You Are Your Own Worst Critic

I woke up last night a bunch of times — each time with a different worry. Throughout the night I was rethinking plans for taking some time off, worrying about work and giving myself a hard time about things I need to get done but have been putting off. I woke up in a miserable mood. I was really down on myself.

Does this happen to you? Maybe it’s not when you’re trying to sleep; it could be at any point during the day when you’re caught up in your thoughts, and you’re being really hard on yourself. Suddenly you feel like poop.

When Your Life Makes You Anxious

 Worrying can make you cranky

When I’m worrying and feeling bad about myself, I tend to get cranky with others and annoyed by things that normally roll off my back. Suddenly, even a small irritation becomes a big deal. Some of my angry thoughts this morning: Why is my husband chewing so loudly? The dog needs to stop barking, NOW! What the heck, my computer is so slow! I need a new one.

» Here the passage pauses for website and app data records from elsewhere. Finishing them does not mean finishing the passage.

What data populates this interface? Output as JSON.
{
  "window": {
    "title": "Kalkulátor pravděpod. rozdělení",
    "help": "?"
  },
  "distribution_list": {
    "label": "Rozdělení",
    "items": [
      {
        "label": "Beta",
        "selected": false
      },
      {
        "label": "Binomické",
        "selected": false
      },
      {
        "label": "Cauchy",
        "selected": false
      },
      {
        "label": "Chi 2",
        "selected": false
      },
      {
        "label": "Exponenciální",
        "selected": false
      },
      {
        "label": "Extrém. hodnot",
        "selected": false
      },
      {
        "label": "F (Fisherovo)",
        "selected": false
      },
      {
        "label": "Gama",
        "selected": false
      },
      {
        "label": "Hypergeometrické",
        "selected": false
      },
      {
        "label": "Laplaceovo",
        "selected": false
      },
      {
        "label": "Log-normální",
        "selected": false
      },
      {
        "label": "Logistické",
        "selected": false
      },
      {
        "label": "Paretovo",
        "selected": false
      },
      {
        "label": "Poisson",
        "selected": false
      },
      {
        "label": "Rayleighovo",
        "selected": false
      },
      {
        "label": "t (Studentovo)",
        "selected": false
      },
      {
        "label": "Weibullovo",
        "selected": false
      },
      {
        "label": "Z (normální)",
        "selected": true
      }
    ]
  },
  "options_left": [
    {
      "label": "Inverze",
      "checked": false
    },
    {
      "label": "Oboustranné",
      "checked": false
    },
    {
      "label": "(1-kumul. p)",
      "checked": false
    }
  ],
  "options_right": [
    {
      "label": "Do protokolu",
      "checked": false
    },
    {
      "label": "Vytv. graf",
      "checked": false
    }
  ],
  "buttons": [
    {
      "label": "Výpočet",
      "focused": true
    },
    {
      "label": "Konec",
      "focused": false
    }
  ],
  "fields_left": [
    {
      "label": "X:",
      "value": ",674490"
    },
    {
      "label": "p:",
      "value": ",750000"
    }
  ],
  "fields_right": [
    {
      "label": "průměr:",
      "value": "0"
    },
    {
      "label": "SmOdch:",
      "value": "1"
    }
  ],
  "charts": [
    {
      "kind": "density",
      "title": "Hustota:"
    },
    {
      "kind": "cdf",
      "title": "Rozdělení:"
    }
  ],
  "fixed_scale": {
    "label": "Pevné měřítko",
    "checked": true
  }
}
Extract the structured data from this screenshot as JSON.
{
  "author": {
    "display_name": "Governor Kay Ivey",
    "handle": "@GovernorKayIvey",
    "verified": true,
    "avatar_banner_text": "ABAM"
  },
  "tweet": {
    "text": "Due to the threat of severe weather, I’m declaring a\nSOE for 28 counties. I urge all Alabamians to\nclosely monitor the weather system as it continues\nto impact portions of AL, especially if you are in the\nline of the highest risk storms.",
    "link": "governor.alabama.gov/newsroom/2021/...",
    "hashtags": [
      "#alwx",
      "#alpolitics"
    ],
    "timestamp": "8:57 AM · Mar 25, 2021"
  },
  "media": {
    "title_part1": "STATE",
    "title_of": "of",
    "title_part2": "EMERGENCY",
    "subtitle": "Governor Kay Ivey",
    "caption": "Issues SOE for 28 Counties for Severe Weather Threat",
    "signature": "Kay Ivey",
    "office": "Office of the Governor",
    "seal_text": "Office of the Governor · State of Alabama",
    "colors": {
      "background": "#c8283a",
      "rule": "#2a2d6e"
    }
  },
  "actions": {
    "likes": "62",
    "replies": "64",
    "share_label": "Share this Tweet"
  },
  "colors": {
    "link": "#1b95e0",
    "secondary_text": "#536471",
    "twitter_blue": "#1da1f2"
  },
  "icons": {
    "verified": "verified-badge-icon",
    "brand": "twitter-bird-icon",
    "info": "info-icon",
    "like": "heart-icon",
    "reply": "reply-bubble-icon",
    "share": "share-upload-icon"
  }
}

As I sat with these angry thoughts, I realized that my worries during the night left me feeling stressed, anxious and really unhappy with myself and my life. Instead of allowing those feelings to color how the rest of my day would go, I decided it was time for a little self-compassion.

Practicing Self-Compassion

I did a short, guided meditation to promote self-compassion and felt so much better! It reduced my anxiety, generated feelings of love and compassion for the struggle I was having, and allowed me to feel less irritable and anxious. Research has shown that practicing self-compassion reduces anxiety and generates feelings of goodwill towards self and others.

Want to try it for yourself? Below is a short, guided meditation on self-compassion. 

Having Compassion For Others

Regardless of your political views, right now the world feels extremely polarized, and social media can make us feel as if it’s “Us versus Them.” This can leave you feeling anxious, disconnected and stressed. Through a self-compassion practice, we can begin to accept our imperfections and feel more connected with those around us, because we are all human, and humans occasionally struggle. We learn to accept the ups and downs in life as a part of our experience, instead of a reflection of who we are.

If you’d like to explore more ways to silence your inner critic by practicing self-compassion, please call me at 410-340-8469 or email me.


Elizabeth Cush, MA, LGPC is a therapist and the owner of Progression Counseling in Annapolis, Md. She helps busy, overwhelmed men and women manage their anxiety and stress so they can live their lives with more ease, contentment and purpose.

Photos courtesy of Ben White for Unsplash.com.